In insisting that the vicious gangster is a savage innocent with no understanding of civilization the humour becomes condescending. In the cynical hands of Hawks and Hecht the villainous Camonte is condemned for being vulgar and unsophisticated. The movies of Hawks at their best promote teamwork amongst equals. His politics, though, were right wing. Camonte is savage because he has failed to adapt to superior civilisation. The notion that Camonte can be the product of a corrupt and flawed society is beyond Hawks, a director that honours those that are ‘good enough’ to do their jobs. The way Hawks defines ‘good enough’, though, is what makes his films appealing. The police and authorities in Scarface are not handled with sympathy. To satisfy censors the film carries the weight of interference. A newspaper owner and a judge lecture the audience about the behaviour of criminals. These two scenes were inserted after the film was completed by Hawks. The extra heavy-handed material does more than weaken the film. It destroys the rhythm although the tacked on hanging scene works rather well.
The perceptive English film critic, Robin Wood, regards Camonte as a male equivalent of bombshell Lorelei Lee in Gentlemen Prefer Blondes. Lorelei may have a narrow view of how the world operates but she understands perfectly the force of her physical appeal. Instead of a flirtatious smile and a wiggle, the innocent Camonte has brute strength and a Thompson submachine gun. The powerful and seductive female and the gangster have competitiveness and ambition in common.
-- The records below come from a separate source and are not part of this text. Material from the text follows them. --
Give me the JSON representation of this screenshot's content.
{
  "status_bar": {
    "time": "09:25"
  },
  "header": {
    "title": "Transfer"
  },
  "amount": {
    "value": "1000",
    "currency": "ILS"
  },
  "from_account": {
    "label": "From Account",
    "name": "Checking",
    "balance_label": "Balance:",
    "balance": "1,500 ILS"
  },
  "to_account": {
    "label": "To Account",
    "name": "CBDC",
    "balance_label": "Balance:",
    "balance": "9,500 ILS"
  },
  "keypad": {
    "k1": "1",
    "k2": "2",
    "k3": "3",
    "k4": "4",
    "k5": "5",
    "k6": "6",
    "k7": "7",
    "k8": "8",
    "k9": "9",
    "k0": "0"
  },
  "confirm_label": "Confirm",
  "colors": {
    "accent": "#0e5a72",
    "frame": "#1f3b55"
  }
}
Thinking of the connection between Tony Camonte and Lorelei Lee is beneficial. It helps us understand the need of Capone for fame, the pomp and celebrity that undermined his progress.
Howard Jackson has had thirteen books published by Red Rattle Books including novels, short stories, travel books and collections of film criticism. His latest book Long After This is now available here.